That means it’s time to plan for the holidays at your fitness business and the ensuing new year’s rush.
Purpose, passion and people! The fitness industry is all about forging relationships that lift others up. Fitness professionals have energy to spare, and they are dedicated to mentoring new generations of pros, networking with peers, and motivating clients and participants every day.
People originally viewed fitness facilities simply as places to work out and play sports in order to change their physical appearance. However, this has shifted. Wellness—embracing physical, mental, emotional and spiritual health—has become the buzzword of the decade, and today’s fitness facilities have begun offering a myriad of services. To cover the full wellness spectrum, however, you need to combine forces with other health modalities.
Thousands of fitness professionals consider the IDEA World Convention to be the best investment they can make to further their careers. That’s largely because the event delivers robust, multilevel education covering all facets of the industry. But there’s more to it than that, according to fitness industry veteran and this year’s IDEA Jack LaLanne Award recipient, Jay Blahnik.
If your fitness business is struggling right now, then this is for you. I am going to share with you my three tips to create rapid change in your business and get out of the red. First things first, let’s agree on the three ways to make money in your business. The first is to cut an expense. The second is sign up a new member. And the third is to sell a current member something new.
Exceptional group fitness instructors are influential. But is their influence an outcome of great instruction or its origin? When group fitness pros apply for a job, practical teaching skills and knowledge of exercise and movement top the list of “must-haves,” so what about social media influence? Is it relevant? It’s becoming more commonplace to judge group fitness candidates on their social media presence, but should this be the case?
You’re a forward-thinking, highly skilled professional who works tirelessly to Inspire the World to Fitness®. After hustling for clients, teaching countless classes and paying bills, the question is, what do you do for yourself to make sure the passion that drove you to become a fitness leader continues to burn bright?
Whether you’re the owner of a large gym, a small-studio entrepreneur, a mobile personal trainer, or a yoga or Pilates specialist, a basic tenet of keeping your edge sharp with clients is to shake things up frequently enough that they (and you!) don’t get bored.

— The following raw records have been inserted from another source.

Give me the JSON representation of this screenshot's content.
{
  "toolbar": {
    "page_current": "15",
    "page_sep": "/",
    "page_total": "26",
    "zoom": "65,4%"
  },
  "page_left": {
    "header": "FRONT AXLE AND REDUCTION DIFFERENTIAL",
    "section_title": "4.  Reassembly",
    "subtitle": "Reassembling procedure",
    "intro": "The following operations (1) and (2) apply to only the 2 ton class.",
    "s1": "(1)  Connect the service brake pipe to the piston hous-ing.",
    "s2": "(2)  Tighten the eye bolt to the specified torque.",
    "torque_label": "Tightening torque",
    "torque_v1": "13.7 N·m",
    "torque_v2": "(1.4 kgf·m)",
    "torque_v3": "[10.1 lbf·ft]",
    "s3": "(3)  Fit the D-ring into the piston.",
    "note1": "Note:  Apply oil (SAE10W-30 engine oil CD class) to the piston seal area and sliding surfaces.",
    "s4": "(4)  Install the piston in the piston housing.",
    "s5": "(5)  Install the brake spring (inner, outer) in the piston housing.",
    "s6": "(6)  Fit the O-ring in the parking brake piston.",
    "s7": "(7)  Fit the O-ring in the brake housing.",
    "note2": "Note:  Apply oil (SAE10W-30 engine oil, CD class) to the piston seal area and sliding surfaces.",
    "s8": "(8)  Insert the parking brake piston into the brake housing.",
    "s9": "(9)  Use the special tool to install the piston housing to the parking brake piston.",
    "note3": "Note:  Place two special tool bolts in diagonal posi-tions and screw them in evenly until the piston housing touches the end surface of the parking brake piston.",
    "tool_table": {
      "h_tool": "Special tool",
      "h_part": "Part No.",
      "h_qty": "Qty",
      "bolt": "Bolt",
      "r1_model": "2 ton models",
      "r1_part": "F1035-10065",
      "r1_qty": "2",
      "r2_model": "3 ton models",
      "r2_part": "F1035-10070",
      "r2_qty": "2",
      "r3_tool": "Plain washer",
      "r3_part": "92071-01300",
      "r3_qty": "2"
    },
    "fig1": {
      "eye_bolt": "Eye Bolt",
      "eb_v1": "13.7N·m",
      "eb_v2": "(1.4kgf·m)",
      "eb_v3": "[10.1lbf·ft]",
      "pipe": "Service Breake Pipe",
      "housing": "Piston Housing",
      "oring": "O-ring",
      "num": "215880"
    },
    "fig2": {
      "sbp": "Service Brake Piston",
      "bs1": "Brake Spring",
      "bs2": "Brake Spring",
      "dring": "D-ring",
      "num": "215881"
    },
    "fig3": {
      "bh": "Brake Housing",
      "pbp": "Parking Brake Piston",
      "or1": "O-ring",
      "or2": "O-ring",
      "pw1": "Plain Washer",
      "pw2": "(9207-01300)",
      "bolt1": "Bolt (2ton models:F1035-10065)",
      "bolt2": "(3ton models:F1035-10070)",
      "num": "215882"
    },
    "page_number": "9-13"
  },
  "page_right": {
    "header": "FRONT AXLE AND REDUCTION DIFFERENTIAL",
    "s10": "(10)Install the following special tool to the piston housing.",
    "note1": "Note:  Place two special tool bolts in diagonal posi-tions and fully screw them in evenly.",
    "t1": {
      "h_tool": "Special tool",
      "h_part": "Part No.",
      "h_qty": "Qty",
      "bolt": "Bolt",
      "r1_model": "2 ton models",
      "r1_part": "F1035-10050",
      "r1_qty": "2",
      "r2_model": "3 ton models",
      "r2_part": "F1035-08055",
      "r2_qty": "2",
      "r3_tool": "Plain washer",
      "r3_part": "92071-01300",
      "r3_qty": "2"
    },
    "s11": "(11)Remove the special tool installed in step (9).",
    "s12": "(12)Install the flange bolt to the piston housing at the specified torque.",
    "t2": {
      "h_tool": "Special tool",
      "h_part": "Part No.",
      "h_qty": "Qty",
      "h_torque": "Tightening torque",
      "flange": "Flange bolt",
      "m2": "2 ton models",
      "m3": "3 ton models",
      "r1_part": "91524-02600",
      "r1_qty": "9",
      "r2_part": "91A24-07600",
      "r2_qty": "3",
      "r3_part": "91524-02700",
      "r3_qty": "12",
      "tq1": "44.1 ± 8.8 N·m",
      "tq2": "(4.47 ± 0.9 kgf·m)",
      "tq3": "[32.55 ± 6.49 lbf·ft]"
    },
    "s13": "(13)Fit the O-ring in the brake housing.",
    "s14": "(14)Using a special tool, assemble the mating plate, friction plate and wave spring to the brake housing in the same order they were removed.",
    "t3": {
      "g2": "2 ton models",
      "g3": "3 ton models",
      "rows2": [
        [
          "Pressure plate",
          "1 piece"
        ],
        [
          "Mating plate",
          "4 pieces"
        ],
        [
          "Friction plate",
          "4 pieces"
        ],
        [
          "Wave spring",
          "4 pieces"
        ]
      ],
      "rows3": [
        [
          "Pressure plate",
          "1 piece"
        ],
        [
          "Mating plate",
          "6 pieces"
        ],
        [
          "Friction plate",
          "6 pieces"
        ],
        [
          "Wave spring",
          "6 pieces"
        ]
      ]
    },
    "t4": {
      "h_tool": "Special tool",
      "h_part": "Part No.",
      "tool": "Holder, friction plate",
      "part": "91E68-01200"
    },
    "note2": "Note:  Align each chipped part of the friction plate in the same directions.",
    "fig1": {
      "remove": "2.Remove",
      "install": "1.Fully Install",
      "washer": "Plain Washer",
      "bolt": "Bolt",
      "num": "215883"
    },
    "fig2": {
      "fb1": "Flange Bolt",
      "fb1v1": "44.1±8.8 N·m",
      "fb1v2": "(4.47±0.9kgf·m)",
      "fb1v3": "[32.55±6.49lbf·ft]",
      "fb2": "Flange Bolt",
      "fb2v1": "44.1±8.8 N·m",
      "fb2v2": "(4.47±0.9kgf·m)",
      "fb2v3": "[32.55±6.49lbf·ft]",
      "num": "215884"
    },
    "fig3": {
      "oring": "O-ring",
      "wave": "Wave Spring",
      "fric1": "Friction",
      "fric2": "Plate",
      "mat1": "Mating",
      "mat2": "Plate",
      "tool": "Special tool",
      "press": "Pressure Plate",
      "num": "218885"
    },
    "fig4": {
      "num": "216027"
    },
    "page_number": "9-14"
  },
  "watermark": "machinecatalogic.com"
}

Certainly, that means changing your programming regularly, but it also means looking at your equipment with fresh eyes and considering some new tools for experimentation—all while being judicious about your budget.